4) What is the difference between Song of the Year and Record of the Year?
The answer is actually much simpler than it might seem.
Song of the Year is an award for a song itself, not the performance of a song. It is awarded to the songwriters who wrote the lyrics and melody.
Record of the Year is the award for a song in its entirety, as it appears on an album. It includes the artist’s performance of the song, the song’s production values, the song’s recording engineering, and the mixing of the performance. Record of the Year is awarded to the winning song’s producers, mixers, and engineers, as well as the performing artist.
5) What is the difference between a Performance award and a Song award?
In almost every genre there are two awards — one for the year’s best song and one for the year’s best performance. For example, in 2016, Best Rock song went to the members of the Alabama Shakes for “Don’t Wanna Fight.” But Best Rock Performance went to “Circe” by Ghost. This could seem confusing, but it’s almost exactly the same as the distinction between Record of the Year and Song of the Year.
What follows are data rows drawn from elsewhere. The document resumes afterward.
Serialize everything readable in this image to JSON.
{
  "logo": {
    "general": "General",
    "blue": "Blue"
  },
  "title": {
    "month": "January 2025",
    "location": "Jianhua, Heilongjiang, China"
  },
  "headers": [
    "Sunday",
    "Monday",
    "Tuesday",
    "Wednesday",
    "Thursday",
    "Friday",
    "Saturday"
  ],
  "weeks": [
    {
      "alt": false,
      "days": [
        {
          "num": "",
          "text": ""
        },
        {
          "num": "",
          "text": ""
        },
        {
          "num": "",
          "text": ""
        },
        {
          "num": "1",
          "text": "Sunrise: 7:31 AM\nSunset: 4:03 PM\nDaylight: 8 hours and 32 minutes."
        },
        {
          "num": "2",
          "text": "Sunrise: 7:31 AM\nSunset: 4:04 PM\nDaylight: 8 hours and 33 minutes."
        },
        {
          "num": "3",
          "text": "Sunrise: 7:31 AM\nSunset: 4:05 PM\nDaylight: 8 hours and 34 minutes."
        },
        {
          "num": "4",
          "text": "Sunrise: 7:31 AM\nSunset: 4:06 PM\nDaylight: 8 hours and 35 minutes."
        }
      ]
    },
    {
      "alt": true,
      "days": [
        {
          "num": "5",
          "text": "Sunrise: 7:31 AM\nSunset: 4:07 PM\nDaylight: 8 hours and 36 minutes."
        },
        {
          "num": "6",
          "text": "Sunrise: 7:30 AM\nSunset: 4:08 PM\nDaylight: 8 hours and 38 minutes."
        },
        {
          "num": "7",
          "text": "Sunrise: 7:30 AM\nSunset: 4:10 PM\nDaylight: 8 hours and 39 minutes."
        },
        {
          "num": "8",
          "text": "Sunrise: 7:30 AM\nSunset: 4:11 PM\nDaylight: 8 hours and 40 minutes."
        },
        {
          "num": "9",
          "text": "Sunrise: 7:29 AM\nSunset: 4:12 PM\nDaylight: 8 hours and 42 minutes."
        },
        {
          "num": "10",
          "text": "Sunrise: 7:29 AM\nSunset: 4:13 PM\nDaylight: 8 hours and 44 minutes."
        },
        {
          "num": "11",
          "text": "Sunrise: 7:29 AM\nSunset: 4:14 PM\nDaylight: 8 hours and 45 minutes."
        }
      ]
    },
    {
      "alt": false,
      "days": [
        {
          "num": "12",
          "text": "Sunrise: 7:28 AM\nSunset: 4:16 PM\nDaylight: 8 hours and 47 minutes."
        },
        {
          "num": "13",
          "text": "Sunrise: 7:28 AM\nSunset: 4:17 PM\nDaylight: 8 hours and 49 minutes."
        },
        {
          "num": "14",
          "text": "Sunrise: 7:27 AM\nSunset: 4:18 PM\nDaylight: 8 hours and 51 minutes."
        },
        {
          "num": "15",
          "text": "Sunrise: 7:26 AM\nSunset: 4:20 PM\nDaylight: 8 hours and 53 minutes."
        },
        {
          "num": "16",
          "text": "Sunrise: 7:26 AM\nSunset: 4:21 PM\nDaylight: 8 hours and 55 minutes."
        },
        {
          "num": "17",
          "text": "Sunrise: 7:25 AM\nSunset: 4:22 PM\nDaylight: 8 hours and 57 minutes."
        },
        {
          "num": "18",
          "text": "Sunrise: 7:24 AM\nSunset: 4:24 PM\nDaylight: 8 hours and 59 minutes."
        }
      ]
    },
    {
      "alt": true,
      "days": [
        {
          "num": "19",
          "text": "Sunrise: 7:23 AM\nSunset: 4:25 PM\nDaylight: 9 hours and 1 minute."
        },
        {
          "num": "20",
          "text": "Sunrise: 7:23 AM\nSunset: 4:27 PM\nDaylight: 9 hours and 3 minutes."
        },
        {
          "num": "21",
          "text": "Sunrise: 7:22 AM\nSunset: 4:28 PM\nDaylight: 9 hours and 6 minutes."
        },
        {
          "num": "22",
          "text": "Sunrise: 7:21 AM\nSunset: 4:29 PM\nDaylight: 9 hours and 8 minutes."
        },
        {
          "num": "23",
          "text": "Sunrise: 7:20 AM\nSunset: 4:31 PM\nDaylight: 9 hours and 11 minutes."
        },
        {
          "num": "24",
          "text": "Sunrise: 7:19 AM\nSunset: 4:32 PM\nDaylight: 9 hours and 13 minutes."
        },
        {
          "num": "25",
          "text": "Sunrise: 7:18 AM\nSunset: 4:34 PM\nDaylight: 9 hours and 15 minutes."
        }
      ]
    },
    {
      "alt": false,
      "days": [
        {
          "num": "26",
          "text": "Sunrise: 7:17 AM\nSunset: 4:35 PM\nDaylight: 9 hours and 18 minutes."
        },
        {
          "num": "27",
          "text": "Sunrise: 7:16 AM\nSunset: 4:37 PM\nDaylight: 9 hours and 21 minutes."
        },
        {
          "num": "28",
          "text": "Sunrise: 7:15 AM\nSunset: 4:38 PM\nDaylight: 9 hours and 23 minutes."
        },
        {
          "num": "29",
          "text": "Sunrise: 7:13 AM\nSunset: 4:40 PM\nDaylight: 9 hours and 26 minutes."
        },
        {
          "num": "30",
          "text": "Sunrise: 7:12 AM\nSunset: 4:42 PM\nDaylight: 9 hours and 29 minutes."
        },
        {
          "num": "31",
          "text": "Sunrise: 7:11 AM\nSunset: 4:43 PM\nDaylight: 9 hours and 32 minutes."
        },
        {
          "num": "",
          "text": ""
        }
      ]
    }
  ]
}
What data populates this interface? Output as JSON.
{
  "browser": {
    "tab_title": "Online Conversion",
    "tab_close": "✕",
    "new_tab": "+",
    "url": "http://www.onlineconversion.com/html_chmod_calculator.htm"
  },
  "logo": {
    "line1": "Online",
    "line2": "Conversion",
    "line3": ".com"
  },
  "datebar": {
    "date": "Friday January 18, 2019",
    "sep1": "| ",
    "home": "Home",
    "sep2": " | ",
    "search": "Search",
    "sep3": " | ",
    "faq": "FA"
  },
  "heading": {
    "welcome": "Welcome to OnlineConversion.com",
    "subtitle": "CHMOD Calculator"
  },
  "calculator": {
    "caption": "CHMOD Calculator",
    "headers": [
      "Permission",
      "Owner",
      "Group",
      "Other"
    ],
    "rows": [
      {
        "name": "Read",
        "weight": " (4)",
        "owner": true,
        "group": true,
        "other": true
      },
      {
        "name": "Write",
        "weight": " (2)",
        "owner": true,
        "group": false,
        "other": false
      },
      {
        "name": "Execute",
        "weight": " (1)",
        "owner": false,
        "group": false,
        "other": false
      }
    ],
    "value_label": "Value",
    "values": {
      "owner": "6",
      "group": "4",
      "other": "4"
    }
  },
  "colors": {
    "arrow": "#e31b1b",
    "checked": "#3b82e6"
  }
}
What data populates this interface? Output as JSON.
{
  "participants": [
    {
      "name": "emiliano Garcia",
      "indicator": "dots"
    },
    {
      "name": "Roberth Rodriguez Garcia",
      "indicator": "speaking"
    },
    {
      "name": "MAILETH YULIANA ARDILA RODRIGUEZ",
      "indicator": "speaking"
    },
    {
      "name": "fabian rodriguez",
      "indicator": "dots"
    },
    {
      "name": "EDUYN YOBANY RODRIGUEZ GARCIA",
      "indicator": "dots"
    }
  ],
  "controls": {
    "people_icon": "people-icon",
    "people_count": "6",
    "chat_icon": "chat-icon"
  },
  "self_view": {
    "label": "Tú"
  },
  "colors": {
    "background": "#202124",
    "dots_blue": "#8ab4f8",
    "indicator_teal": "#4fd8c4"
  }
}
Song awards are given to songwriters. Performance awards are given to everyone involved in a song, including the performing artist. If the Grammy powers that be wanted to make the difference less confusing, they could rename Record of the Year to Performance of the Year.
All of this has to do with the way songs are written and copyrighted. In fact, there are two copyright owners to every single song. The first copyright, known as the mechanical copyright, belongs to the people who write and compose the song. (Its name stems from the invention of mechanical pianos.) The Best Song award, then, honors the songwriters behind massive pop stars. The second copyright belongs to the performer.
However, because so many artists write their own songs, it’s possible to win both Best Song and Best Performance for the same track. For example, in 1971 Paul Simon won the Grammy for both Song of the Year and Record of the Year, because he both wrote and performed the Simon & Garfunkel song “Bridge Over Troubled Water.”
6) Are the categories the same every year?
No. When the Grammys debuted in 1959, they had just 28 categories. At the 53rd Grammys (in 2011), there were 109 categories. Since then, the Recording Academy has consolidated some of the categories to cut down on awards glut:
According to the Grammys website:
In early 2009, The Academy embarked on its first-ever comprehensive evaluation of the GRAMMY Awards structure and process. A great deal of research, discussion, and evaluation led to a call for change, embracing the idea that a transformation of the entire awards structure would ensure that each genre would be treated in parity to others.
Between 2011 and 2012, the Grammy committee cut 31 categories, including Best Rock Solo Vocal Performance, Best Urban/Alternative Performance, and Best Contemporary Jazz Album. You can see a breakdown of the categories here. Since then, the Grammys have added a handful of categories, to put the current total at 84.
The most important change made was the removal of the distinction between male and female soloists. Instead of Best Female Pop Vocal Performance and Best Male Pop Vocal Performance, there’s now just Best Pop Solo Performance, which pits artists like Beyoncé and Justin Bieber against each other. The change also removed many of the R&B genre’s distinctions, including Contemporary R&B. This later led to the creation of the Urban Contemporary category in 2011.
7) How do songs get nominated in a category?
The nomination and voting process for the Grammys is complex. Members of the Recording Academy are allowed to nominate candidates in the big four categories and then in up to nine genre categories. But those votes might not actually count: The nomination votes are tabulated, but then a private committee decides on the actual nominees.
Once the nominees are chosen, all Recording Academy members get to vote for the winners of the big four awards, as well as the winners of up to 20 genre categories. The secret committee (presumably) does not intervene.
If you have more questions about how the Academy selects the award winners, you can find all the answers in Vox’s Grammy voting explainer.